How often is HR involved when a company plans to acquire another organization?
How often is HR asked to provide insights when a company is about to be sold?
More often than not, the answer is seldom, or even more to the point, too late.
Based on my experience of both scenarios, I think HR should play a more vital role in these types of transactions, because as a department it is uniquely able to provide value-adding services that no other department can.
Three Unique Services HR Can Provide When A Company Is Being Sold
Labor law: HR knows the company’s staff. It has access to employee data such as age and tenure and can relate these to legal requirements such as notice periods and severance payments. It also knows about the legal requirements and timelines for any major reduction in force (RIF), so just by providing those to the executives, HR allows for a much higher level of transparency on costs and timelines.
Cultural insight: HR knows about the overall culture of the company and also how different departments might differ culturally. Some of these cultures may foster change; others abhor it. By providing those insights, HR can help find the right approach for any integration and transition.
Trust: HR is and should be the go-to place for any employee — and this includes managers — who wants to know what is going on, what might happen to their job or the best deal they can get. HR should be the trusted mediator, providing all sides with counsel and guidance, but also full transparency, not sugar-coating anything for anyone.
Three Unique Services HR Can Provide When A Company Is Acquiring Another
Assessment of legal liabilities: Revenue, number of customers and technical abilities are important topics in any due diligence, as is the number of employees in any given department and role. HR has a trained eye to assess beyond sheer numbers. Average age, tenure, established work councils — all these details make any form of restructuring more time consuming and definitely more expensive. Providing a clear assessment on any form of restructuring will help make any due diligence more realistic.
Cultural assessment: HR is able to apply tools of assessment to any given organization. Knowing how much the acquired company’s culture and its values match or differ from your own will provide a good indication of how difficult it will be to merge those cultures and where those fault lines are.
Coaching and mentoring of management: HR is the only department within an organization that can provide coaching and mentoring that is based on training, skill and — maybe most importantly — the experience of working together with management. This enables HR to provide very specific coaching and mentoring, tailor-made to the individual manager, their character, their needs and maybe even their anxieties. HR can also provide coaching for the new management to help them to better understand their new reports, and provide them with a cultural map that includes all the pitfalls, swamps and rocky cliffs.
I strongly believe that HR can provide massive support to any successful merger or acquisition and these three unique selling points of each scenario are only exemplary among many others.
For HR to provide these services to managers, employees and companies alike, there are some requirements.
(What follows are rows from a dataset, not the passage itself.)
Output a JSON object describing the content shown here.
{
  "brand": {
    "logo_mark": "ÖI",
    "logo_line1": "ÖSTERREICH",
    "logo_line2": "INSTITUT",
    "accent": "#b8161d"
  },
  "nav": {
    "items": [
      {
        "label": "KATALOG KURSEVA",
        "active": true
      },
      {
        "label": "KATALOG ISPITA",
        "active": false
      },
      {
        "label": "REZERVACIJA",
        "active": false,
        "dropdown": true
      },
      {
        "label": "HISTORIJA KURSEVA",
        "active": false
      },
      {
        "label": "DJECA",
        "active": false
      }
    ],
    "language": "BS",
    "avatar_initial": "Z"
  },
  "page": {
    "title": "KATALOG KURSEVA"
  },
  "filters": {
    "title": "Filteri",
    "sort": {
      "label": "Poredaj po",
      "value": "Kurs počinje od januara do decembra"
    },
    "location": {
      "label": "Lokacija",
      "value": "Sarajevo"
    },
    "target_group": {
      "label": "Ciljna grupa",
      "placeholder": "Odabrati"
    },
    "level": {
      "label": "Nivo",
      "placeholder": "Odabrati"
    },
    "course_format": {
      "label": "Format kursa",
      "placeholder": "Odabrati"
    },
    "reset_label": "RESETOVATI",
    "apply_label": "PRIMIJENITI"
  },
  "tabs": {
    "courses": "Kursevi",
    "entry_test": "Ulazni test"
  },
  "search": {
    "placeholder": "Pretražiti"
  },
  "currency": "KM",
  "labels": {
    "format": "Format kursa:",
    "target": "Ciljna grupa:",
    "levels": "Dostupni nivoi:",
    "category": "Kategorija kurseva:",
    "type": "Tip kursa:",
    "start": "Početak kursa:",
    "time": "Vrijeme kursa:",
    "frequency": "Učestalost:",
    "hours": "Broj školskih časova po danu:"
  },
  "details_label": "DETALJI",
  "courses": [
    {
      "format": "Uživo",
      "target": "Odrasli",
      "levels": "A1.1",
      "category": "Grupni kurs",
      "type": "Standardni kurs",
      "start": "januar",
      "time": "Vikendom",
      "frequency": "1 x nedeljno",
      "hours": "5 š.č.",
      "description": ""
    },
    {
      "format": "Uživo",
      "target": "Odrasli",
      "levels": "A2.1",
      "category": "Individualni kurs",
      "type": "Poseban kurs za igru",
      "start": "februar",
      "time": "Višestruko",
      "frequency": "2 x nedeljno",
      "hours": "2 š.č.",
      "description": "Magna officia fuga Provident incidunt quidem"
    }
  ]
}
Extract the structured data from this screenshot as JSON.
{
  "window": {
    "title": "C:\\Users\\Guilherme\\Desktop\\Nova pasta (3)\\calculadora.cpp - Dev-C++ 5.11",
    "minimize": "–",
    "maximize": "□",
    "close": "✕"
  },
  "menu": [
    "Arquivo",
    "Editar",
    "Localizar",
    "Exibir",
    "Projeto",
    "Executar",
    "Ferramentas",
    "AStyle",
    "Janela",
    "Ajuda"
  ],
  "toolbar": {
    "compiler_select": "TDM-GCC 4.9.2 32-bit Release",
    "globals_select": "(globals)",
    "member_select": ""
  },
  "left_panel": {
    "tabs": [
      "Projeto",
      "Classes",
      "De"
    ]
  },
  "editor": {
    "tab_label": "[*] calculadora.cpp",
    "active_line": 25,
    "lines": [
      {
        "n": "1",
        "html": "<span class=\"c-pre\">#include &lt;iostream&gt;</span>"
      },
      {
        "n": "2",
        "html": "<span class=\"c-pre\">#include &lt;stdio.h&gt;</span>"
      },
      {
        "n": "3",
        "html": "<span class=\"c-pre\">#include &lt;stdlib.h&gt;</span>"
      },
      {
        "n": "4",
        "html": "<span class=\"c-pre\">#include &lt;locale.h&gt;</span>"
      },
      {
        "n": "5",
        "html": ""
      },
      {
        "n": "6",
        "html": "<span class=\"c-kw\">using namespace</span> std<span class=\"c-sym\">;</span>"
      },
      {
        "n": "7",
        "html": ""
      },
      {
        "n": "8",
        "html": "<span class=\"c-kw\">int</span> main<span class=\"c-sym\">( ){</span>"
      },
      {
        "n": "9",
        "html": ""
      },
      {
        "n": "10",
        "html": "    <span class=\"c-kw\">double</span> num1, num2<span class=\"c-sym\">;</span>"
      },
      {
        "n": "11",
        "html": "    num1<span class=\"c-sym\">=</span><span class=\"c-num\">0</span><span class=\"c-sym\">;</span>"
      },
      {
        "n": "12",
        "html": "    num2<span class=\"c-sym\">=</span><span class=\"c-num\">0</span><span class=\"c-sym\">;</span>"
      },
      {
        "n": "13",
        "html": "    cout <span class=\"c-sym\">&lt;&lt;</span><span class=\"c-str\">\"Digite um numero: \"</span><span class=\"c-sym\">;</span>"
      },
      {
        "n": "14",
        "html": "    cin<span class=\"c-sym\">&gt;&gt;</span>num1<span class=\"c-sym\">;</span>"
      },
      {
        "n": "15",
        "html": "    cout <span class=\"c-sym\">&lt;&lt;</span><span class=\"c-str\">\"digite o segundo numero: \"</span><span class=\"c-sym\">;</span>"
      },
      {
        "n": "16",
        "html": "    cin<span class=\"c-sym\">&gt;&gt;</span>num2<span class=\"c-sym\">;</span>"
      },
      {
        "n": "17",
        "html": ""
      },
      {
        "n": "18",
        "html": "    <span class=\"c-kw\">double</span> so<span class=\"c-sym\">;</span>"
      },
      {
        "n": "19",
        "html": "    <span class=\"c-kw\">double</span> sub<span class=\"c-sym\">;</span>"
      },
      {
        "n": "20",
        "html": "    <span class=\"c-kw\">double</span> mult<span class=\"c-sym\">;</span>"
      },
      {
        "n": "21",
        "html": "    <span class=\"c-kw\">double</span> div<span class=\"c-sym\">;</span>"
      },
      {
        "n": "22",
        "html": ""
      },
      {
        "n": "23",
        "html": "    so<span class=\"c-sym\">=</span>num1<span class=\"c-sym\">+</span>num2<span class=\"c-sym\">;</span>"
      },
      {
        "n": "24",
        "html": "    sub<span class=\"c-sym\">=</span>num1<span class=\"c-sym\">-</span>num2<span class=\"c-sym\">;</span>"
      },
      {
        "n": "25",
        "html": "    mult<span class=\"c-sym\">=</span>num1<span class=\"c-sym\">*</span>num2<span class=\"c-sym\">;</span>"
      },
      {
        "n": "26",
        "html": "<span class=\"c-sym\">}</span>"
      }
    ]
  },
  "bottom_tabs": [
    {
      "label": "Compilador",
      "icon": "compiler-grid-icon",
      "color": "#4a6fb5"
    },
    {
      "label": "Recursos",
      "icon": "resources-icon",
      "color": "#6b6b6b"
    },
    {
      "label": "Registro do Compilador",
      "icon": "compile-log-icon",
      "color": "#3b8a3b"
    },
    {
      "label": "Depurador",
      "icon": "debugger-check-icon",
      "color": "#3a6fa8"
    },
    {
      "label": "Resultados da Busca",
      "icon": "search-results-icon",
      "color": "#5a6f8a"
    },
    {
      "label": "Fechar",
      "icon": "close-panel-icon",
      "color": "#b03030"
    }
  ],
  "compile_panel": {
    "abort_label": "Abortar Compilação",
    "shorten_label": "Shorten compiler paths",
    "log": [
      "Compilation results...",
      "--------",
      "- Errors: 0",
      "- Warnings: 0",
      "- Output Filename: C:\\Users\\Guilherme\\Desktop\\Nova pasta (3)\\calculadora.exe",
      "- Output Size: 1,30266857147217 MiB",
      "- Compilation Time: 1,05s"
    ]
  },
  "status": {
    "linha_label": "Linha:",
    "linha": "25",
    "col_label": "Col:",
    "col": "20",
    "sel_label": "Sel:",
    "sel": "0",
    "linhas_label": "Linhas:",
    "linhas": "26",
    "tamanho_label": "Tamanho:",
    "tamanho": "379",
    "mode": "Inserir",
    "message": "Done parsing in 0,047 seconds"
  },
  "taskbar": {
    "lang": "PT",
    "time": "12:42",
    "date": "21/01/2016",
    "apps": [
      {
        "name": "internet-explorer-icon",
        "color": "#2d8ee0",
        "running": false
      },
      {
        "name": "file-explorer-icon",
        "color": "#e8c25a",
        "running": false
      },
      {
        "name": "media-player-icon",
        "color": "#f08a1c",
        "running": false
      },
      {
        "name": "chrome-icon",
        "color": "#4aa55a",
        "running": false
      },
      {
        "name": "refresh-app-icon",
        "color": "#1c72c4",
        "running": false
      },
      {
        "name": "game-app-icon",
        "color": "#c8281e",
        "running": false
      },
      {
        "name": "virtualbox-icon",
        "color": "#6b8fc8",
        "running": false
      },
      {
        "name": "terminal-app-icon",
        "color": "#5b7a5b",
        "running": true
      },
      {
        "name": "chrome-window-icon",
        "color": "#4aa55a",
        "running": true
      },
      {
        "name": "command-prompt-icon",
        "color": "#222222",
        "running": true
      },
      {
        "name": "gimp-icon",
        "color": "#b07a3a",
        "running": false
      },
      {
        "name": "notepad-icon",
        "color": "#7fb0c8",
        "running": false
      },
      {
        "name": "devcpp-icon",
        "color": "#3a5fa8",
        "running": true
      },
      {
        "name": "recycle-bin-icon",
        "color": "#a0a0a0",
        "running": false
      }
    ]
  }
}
HR should already be a valued business partner at the beginning of an acquisition. The department must build even greater trust with management and employees throughout the merger process. HR professionals are people too, and some of them might be the first to be let go when a company is being bought. Leaders should make sure this information is known by HR, so they can make a professional decision about how to help with the merger process.
Originally published on Forbes Human Resource Council – Link